═════ Entries provided ═════
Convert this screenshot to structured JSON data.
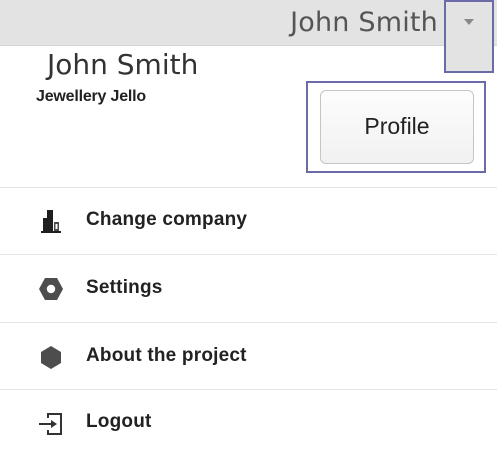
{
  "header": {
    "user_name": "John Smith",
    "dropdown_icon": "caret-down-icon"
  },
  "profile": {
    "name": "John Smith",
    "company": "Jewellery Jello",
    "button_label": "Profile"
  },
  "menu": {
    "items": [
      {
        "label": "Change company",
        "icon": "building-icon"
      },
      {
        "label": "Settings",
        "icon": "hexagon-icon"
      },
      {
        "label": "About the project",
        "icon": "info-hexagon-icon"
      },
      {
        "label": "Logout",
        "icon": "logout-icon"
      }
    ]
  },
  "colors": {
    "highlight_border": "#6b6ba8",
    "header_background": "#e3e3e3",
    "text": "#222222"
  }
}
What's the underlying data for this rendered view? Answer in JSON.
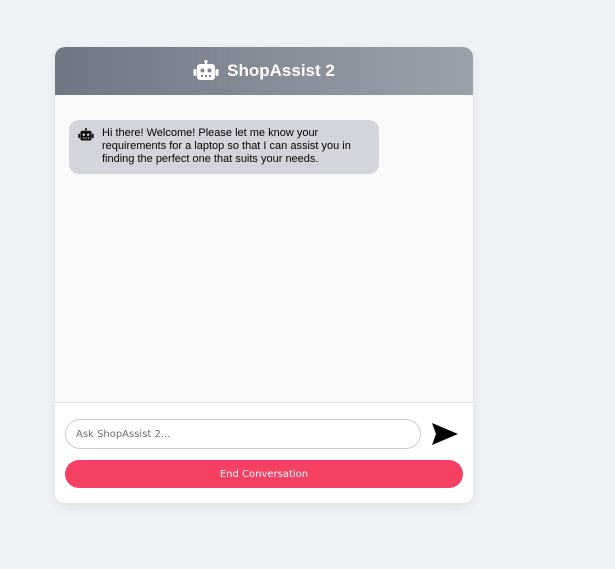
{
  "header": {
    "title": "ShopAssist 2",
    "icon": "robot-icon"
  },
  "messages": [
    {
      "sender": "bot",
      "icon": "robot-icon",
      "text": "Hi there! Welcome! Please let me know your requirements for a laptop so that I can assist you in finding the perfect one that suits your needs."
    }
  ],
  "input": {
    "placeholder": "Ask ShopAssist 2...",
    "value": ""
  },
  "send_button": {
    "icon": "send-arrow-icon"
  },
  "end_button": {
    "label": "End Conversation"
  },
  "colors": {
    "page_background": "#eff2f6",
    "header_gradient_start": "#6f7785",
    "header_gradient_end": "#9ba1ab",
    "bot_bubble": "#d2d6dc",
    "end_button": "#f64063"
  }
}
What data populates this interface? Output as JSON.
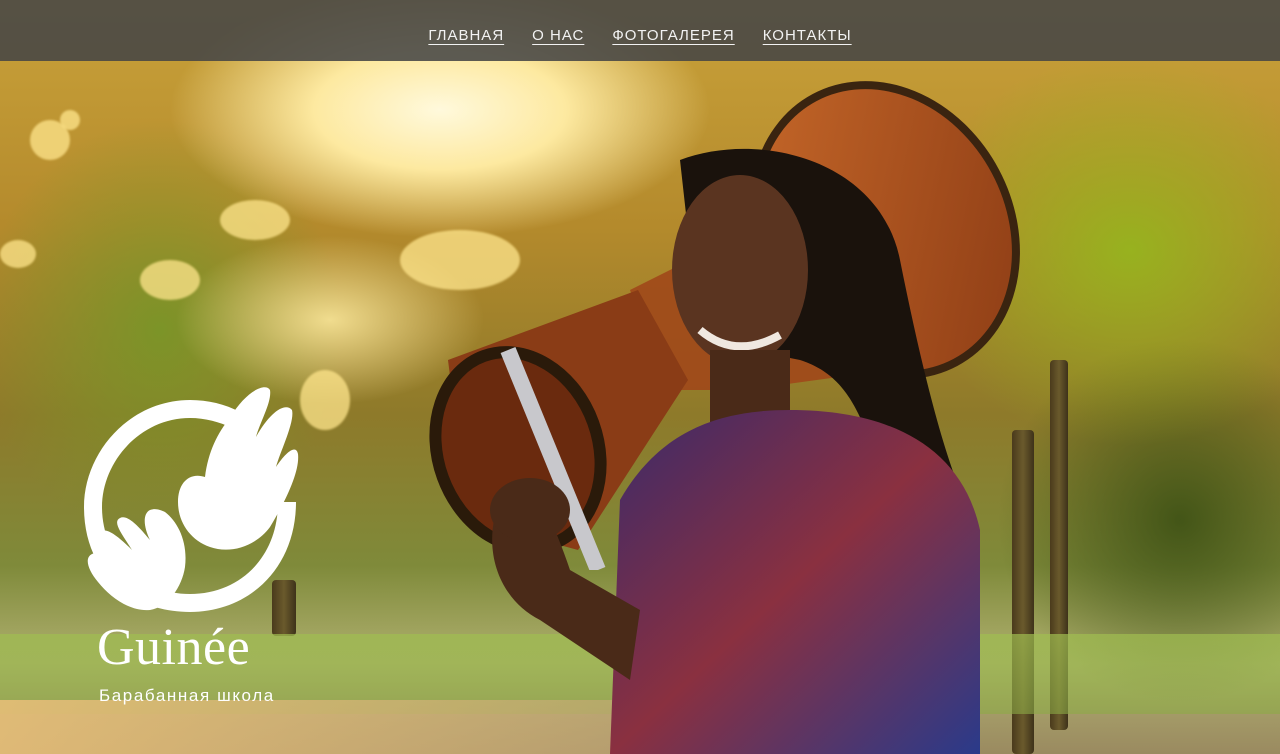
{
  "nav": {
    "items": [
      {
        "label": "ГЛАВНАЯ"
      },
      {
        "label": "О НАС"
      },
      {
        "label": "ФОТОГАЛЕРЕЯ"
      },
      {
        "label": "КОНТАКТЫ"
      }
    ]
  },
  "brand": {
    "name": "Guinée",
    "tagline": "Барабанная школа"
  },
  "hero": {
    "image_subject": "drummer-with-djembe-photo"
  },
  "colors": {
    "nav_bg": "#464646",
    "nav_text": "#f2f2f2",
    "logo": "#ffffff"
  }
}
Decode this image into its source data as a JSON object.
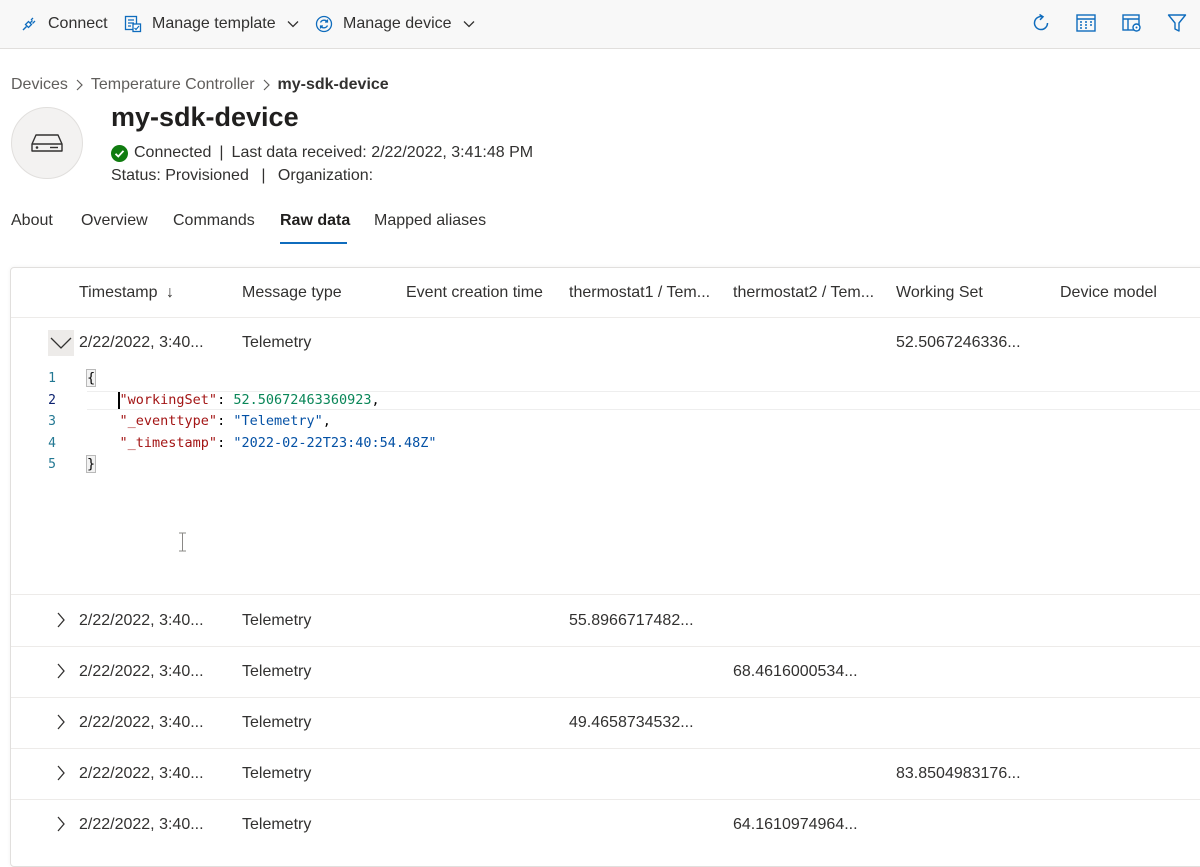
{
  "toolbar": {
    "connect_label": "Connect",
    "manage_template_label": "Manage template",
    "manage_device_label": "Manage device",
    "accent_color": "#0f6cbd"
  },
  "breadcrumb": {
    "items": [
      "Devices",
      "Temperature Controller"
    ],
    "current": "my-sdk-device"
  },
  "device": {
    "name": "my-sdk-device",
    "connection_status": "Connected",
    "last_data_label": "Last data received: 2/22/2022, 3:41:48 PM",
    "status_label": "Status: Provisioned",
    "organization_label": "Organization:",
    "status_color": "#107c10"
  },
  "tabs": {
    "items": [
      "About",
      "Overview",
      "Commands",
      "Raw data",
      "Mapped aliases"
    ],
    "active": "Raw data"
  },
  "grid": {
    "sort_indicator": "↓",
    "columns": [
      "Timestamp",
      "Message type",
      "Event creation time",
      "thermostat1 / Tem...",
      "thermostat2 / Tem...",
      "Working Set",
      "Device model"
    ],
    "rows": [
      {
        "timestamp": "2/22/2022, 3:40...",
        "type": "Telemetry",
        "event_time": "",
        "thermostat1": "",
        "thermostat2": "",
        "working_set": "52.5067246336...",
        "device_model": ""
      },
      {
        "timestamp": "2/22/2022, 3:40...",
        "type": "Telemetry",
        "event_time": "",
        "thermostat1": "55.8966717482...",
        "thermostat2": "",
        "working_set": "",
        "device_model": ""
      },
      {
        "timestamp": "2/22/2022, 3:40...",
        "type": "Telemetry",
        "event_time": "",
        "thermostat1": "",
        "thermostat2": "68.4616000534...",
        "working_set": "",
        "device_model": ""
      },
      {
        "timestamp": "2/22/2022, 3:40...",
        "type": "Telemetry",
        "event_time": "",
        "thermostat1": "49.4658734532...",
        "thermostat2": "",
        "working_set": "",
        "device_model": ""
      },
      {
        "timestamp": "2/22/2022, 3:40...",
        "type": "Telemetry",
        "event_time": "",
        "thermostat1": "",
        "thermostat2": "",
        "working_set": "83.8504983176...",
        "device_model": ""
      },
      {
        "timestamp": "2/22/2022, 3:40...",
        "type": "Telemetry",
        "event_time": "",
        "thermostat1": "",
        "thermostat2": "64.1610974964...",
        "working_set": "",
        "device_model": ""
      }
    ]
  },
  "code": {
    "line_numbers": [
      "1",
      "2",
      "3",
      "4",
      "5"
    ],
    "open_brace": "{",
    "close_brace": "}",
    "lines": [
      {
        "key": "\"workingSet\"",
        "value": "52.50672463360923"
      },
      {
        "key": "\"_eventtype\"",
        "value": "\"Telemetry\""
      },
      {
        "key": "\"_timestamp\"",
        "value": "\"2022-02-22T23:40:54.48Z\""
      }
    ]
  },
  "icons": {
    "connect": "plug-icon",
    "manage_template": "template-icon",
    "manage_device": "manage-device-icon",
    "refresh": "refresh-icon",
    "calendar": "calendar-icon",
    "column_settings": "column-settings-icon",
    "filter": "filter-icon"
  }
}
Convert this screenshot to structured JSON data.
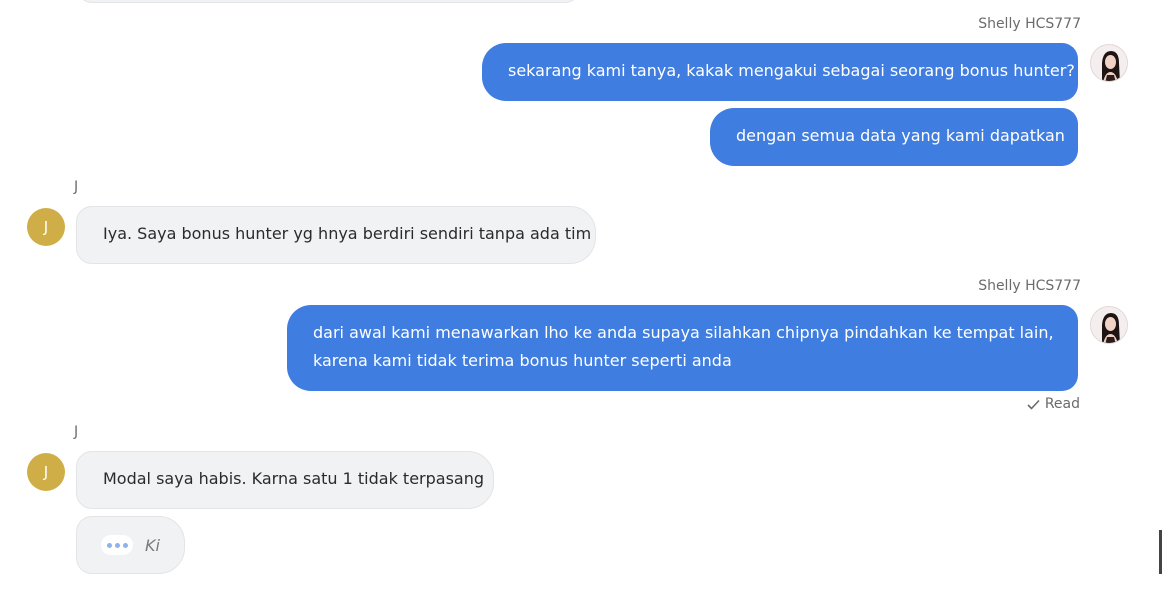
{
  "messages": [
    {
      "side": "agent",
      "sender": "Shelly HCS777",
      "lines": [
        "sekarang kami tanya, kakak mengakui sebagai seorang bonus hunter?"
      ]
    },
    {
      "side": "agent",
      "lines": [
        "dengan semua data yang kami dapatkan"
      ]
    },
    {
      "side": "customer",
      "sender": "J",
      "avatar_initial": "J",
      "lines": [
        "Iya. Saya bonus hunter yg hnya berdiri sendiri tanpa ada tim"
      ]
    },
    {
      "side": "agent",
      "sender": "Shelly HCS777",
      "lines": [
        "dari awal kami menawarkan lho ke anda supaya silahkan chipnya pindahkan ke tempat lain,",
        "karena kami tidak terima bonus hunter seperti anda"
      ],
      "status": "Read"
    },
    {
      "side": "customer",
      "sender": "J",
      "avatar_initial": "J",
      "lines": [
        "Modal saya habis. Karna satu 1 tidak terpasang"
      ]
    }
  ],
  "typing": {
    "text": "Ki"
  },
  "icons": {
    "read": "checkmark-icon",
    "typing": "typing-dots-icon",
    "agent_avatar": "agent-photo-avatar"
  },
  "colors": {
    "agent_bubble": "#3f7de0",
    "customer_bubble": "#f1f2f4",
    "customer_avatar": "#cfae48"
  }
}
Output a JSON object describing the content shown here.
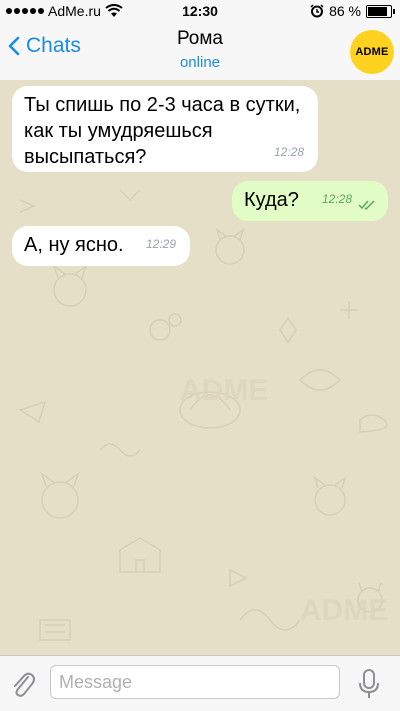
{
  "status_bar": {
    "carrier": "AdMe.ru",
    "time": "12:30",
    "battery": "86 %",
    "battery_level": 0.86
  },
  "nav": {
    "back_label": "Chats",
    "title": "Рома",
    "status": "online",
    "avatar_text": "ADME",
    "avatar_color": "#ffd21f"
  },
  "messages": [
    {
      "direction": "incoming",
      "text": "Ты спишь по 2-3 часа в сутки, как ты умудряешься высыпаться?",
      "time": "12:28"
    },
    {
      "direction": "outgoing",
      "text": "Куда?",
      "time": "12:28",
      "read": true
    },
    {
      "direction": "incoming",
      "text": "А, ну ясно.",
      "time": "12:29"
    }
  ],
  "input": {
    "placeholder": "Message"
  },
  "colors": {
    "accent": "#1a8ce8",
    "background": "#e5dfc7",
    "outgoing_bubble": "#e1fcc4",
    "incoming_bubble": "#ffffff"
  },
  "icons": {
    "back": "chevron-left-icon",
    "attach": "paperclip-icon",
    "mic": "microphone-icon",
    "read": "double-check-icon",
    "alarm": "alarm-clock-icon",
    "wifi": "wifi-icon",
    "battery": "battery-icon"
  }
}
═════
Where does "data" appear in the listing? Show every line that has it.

■ Exercise solution ■
Convert this screenshot to structured JSON data.
What's the underlying data for this rendered view? Answer in JSON.
What data populates this interface? Output as JSON.
Decode this image into its source data as a JSON object.
    "last_data_label": "Last data received: 2/22/2022, 3:41:48 PM",
      "Raw data",
    "active": "Raw data"
Convert this screenshot to structured JSON data.
        "dengan semua data yang kami dapatkan"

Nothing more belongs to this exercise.